I went back to the honors class and explained that I could really use some extra hands in my freshman writing elective, that Chantal had done a great job, and that I hoped maybe some other kids might want to volunteer to help out as well. A few hands shot right up, but the majority of the class was unmoved. At the end of the next day, a student in one of my standard classes named “Franchesca” came to find me. “I heard you’re bringing 10th graders in to help with the freshmen,” she said. “Do you have to be in honors, or can I do it, too?”
Franchesca turned out to be a great fit. Though her writing wasn’t as strong as Chantal’s, her skills were more than sufficient to help the freshmen outline their essays and correct typographical errors. Moreover, Franchesca—a pretty and outgoing sophomore—brought with her a commodity I hadn’t anticipated: a sense of “cool.” Suddenly the freshman boys were motivated to write their essays so that they’d have something for Franchesca to work on with them. She circumnavigated the room self-assuredly, marking someone’s paper here, encouraging another student there, even telling a small crew of freshmen boys to stop talking and do their work or they’d be in trouble. I marveled at how well they listened; clearly, I had tapped into a valuable resource.
Now that I had seen the benefit of having extra hands in each classroom, I decided to give more thought to fine-tuning other aspects of the writing workshop. I made “peer-review” forms for the assignments so that freshmen could read each other’s work and offer standardized feedback on key issues—organization, clarity, interest-value to the reader—before any of the tutors or I arrived at their desks. The forms allowed the kids to rate each other’s work on a scale of 1-5 on each issue, and explain any rating under 3. Even for kids who weren’t strong readers or writers, the forms made it possible to give meaningful feedback to a peer.
I also invested in 80 multi-colored gel pens. Nothing, I realized, made the kids more motivated to write than the chance to do so in sparkly green gel-ink, and to make corrections in neon orange. Having lots of available colors also made it easier to tell which revisions had been done by whom when several people in turn were handling the same paper: The tutors and I simply used different colors from whichever the peer reviewers had used.
Even with these changes in place, the workshop wasn’t perfect: A class of 33 freshmen writers was just too big. While employing tutors and a few minor protocols made it easier for each kid to get some attention, I knew it couldn’t truly replace the kind of intensive, one-on-one instruction these kids deserved. Still, it was definitely an improvement. In a school where truancy was a significant problem, 10th period’s near-perfect attendance proved that I was on to something. The kids liked being in the writing elective. They liked working with the tutors, using gel pens, teaming up to read each other’s papers. They were happy to have tête-à-têtes with me when time permitted. And most importantly, they felt more confident about the writing they were doing.

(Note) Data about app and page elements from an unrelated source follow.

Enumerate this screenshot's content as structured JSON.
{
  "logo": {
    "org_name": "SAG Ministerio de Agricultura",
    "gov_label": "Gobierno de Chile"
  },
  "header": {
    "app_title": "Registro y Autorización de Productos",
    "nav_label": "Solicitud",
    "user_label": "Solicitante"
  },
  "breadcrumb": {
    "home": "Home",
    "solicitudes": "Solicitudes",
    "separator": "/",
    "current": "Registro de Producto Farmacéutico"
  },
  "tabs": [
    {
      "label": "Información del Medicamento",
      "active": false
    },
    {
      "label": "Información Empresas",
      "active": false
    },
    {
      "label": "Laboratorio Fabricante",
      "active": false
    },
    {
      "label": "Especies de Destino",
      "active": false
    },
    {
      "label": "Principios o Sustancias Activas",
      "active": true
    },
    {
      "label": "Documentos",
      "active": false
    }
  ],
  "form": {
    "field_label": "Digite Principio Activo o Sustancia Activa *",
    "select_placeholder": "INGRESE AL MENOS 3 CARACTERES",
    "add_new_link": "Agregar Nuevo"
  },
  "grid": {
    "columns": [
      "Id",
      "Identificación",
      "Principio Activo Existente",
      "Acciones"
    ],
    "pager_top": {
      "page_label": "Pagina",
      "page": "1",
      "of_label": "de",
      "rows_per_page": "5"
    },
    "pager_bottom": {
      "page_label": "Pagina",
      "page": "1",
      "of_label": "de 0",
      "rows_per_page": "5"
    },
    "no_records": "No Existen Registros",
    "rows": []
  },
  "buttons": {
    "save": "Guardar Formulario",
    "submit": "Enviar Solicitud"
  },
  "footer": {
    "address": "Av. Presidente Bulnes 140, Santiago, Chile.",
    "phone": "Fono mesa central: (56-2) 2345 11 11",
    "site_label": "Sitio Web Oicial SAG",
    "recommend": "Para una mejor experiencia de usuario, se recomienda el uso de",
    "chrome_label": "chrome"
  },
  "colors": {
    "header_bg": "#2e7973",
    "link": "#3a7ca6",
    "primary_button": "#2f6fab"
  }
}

Last week, I watched Tommy sitting at my desk (for no reason I could discern other than that he had asked to, and I couldn’t turn him down), intently focused on his latest essay. He was writing in metallic purple pen, and would soon show his paper to Chantal. And I thought to myself, “OK, we can work with this.”
A version of this article appeared in the March 01, 2012 edition of Teacher PD Sourcebook as Unexpected Tutors